Like many other conditions, menopause may be managed effectively with natural herbs. Two plant extracts in particular may have the ability to ease hot flashes and sweating, according to studies. Red clover contains isoflavones, or plant estrogens. These substances may reduce the frequency and intensity of hot flashes.
One study in the Journal of the British Menopause Society found that these isoflavones may also protect against bone loss, improve heart health and fend off breast and endometrial cancers. Red clover extract is sold in supplement form under the name, Promensil.
Black cohosh is another herb commonly used to treat hot flashes. According to three randomized controlled trials, it relieves symptoms as effectively as pharmaceutical estrogen. Although another trial found black cohosh to be only as effective at relieving hot flashes as a placebo, this same study did determine that black cohosh is far more powerful than a placebo at reducing excessive sweating.
Certain vitamins have been found to relieve hot flashes, keep bones strong and boost general health in menopausal women. Many women report a reduction in hot flashes when taking vitamin E. Experts recommend 400 to 800 I.U. per day.
To assist with the absorption of vitamin E and strengthen capillaries, 1000 to 2000 mg per day of vitamin C is also suggested. Many doctors also recommend B complex, a supplement made up of the various types of B vitamins, to soothe hot flashes. The B vitamins are also known to improve mood.
Bone loss and fragility is a concern for women in menopause. Due to hormonal changes and the aging process, bones may grow weaker and the risk for osteoporosis rises. To combat this problem, now is the time to commit to daily calcium supplements. The recommended dose is 1500 mg per day, along with 500 to 750 mg of magnesium to increase absorption.
Calcium is available in several forms, so look for calcium citrate or microcrystalline calcium hydroxyapatite calcium (MCHC) which are the most easily absorbed by the body. Talk to your doctor about the specific doses that are right for you.

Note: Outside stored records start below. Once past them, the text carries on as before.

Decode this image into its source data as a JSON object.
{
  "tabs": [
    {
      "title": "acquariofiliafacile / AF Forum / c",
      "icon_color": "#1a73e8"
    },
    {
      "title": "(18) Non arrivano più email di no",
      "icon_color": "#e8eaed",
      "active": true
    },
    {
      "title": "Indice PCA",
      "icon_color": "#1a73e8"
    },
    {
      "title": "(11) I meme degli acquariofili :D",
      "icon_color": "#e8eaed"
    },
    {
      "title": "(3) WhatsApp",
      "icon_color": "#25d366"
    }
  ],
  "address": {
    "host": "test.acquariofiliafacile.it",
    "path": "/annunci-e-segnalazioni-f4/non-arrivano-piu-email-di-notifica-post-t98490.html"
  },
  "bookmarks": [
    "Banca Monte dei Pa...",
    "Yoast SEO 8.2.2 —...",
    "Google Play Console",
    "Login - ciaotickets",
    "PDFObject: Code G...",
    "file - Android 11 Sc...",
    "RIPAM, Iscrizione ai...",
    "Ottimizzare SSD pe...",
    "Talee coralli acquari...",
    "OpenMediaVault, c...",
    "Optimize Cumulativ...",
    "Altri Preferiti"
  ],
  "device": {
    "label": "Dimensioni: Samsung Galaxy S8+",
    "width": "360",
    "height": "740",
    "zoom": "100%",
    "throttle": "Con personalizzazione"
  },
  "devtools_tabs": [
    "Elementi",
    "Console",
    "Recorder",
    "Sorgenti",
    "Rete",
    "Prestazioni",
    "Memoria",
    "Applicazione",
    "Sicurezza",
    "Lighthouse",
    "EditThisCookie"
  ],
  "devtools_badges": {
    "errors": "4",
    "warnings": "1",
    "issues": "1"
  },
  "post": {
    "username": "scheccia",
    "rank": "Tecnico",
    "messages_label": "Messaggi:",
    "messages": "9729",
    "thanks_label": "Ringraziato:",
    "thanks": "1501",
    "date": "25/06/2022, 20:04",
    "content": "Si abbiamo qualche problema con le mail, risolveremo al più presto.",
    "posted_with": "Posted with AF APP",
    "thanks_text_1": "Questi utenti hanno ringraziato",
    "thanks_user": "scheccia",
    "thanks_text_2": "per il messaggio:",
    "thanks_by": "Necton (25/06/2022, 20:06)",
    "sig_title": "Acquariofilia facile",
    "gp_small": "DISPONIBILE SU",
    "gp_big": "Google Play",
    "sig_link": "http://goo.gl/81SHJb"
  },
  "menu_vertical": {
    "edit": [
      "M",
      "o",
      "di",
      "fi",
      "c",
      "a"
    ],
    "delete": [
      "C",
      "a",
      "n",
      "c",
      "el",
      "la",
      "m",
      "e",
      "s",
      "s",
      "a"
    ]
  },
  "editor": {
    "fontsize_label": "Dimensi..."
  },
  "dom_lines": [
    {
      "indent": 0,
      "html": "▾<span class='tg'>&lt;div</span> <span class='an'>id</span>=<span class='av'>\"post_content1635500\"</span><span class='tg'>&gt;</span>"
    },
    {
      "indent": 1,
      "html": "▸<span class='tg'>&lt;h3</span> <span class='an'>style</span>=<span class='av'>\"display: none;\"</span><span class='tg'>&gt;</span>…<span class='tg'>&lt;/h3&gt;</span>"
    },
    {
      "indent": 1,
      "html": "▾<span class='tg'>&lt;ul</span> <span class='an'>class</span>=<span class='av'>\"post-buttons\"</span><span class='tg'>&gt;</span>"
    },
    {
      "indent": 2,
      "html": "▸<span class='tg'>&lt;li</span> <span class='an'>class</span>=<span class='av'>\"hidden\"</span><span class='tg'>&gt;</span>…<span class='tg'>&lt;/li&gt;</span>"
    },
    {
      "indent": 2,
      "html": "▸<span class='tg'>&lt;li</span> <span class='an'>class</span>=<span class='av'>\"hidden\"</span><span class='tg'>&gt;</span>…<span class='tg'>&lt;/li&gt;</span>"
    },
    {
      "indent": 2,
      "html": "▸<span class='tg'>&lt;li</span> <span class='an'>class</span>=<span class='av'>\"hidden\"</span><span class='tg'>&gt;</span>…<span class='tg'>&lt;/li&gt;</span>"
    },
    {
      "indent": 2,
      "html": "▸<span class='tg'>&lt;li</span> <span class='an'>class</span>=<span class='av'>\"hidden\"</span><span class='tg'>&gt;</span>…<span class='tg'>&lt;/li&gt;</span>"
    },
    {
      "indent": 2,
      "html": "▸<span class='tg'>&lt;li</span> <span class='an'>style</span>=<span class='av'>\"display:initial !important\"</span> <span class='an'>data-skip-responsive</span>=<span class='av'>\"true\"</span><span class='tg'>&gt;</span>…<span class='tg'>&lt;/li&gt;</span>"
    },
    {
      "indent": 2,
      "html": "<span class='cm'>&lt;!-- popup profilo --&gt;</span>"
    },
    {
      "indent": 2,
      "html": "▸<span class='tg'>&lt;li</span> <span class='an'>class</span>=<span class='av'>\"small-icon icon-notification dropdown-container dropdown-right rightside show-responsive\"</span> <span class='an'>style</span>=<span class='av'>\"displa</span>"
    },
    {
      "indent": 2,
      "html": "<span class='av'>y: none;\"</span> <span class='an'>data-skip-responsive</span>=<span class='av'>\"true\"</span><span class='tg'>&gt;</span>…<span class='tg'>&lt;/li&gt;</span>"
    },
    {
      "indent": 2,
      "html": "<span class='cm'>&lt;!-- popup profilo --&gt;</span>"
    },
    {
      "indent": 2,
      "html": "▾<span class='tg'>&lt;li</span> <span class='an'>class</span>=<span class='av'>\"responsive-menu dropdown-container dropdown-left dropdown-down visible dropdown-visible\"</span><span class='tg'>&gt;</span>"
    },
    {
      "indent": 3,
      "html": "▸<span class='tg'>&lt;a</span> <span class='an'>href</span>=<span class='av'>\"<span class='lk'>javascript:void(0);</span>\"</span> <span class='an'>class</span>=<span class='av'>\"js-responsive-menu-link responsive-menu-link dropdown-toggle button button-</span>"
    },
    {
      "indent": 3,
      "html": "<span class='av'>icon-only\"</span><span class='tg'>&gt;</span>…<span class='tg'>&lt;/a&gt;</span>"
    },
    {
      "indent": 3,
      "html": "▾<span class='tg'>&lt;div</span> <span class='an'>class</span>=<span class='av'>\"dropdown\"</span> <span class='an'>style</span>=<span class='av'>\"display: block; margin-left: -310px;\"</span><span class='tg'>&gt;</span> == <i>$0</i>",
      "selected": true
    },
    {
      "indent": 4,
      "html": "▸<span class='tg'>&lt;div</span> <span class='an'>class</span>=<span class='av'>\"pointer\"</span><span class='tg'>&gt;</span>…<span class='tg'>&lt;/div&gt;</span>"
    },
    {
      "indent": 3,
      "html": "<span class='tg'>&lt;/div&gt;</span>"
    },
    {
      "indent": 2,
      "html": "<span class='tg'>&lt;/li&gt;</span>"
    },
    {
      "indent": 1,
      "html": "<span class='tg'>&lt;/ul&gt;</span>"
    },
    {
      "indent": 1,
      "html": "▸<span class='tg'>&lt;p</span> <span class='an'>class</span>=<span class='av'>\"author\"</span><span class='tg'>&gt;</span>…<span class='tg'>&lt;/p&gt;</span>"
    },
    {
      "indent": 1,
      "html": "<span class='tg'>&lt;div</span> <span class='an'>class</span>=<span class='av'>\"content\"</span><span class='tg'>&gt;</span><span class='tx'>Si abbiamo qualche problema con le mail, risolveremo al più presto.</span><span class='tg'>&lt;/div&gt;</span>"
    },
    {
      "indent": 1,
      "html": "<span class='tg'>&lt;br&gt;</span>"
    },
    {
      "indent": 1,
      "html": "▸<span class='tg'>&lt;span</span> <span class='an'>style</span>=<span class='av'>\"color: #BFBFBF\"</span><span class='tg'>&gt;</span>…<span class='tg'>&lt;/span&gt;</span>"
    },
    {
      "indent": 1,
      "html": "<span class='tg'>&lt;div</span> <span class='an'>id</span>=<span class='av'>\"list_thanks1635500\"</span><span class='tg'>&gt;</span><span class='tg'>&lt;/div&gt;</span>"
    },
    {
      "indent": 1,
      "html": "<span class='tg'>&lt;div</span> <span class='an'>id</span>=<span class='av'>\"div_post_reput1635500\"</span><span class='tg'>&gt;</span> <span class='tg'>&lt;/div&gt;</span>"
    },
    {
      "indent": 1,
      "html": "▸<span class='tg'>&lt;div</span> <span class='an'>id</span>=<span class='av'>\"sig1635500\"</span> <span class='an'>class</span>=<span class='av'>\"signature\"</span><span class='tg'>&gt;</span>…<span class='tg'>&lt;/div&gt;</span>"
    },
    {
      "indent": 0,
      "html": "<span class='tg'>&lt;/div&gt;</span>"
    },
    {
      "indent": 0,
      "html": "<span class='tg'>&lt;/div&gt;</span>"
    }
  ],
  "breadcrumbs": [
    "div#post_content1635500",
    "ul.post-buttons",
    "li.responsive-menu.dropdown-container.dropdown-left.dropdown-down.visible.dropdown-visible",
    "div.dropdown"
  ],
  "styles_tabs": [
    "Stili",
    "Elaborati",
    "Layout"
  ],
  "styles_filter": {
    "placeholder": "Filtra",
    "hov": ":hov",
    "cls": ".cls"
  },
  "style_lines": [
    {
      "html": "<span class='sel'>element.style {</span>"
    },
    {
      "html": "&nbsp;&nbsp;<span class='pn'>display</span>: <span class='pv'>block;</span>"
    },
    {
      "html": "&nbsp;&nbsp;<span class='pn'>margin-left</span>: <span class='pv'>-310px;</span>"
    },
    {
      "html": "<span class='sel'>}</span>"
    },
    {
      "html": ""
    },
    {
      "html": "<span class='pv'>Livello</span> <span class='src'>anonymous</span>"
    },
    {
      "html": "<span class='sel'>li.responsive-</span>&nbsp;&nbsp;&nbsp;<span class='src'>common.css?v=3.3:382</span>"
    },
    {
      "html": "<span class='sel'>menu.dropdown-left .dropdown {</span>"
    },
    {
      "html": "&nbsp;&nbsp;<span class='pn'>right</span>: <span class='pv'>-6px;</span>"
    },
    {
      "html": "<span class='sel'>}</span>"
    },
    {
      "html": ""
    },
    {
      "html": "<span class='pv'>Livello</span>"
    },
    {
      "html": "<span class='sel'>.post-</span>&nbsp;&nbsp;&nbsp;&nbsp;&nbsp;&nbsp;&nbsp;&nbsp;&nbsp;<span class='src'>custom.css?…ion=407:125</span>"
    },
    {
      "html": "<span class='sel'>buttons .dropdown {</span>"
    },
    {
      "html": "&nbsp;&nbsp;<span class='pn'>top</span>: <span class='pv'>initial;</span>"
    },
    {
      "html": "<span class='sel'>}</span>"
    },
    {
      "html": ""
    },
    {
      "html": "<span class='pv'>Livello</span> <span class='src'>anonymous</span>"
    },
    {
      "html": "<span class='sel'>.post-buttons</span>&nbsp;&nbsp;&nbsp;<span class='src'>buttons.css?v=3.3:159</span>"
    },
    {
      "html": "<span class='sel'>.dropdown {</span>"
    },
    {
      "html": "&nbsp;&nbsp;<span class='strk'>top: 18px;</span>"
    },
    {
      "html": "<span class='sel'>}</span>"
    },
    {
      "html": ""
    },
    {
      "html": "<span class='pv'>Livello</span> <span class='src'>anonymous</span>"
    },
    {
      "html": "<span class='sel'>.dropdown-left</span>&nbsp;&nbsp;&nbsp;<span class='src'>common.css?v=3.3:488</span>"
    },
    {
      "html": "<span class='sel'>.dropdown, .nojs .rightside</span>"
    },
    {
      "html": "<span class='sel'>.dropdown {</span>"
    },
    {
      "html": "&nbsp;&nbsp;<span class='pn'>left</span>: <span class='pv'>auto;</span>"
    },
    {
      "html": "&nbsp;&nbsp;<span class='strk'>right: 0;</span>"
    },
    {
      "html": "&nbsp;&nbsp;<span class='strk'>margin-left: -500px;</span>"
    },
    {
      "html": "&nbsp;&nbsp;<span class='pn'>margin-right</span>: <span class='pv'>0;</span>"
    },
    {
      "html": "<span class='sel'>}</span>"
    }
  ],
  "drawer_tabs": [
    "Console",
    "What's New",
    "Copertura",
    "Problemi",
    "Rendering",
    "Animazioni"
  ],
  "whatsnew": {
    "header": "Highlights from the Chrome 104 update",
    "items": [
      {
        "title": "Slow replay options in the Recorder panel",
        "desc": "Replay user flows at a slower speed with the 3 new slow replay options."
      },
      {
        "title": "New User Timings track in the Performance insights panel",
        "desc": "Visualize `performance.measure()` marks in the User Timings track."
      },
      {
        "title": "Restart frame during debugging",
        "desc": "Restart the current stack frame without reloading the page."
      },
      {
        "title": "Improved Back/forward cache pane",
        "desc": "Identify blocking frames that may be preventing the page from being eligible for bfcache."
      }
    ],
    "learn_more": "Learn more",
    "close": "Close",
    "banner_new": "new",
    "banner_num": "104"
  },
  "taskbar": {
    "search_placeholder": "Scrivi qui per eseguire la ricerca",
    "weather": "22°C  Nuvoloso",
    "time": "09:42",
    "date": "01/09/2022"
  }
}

If you are suffering from hot flashes, the last thing you probably want to do is break a sweat on purpose. Exercise, however, can be a highly effective way to treat multiple symptoms of menopause. Cardiovascular exercise protects your heart and reduces your risk of disease. It also helps you sleep better, fending off that common menopause complaint, insomnia. Even short bouts of physical activity have been shown to boost your mood and relieve stress and anxiety, two major issues for women during this time in their lives.
Any heart pumping exercise will deliver the benefits above. Consider biking, walking, swimming, dancing and aerobics. Other activities like yoga and pilates will also relieve stress and stretch and tone your body.
Strength training, either with gym equipment, dumbbells or by using your own body weight as resistance, is highly beneficial for women going through menopause. It slows bone loss, boosts metabolism and builds confidence. All forms of exercise are effective at improving your libido. Not only does it increase blood flow to all the right places, but it can make you feel more tuned with your body and your sexuality.
I hope this information provides food for thought and empowers women coping with menopause. In my next article, I will discuss the dietary changes that will help you manage your symptoms, as well as the issues surrounding hormone replacement therapy.
Mark Rosenberg, M.D.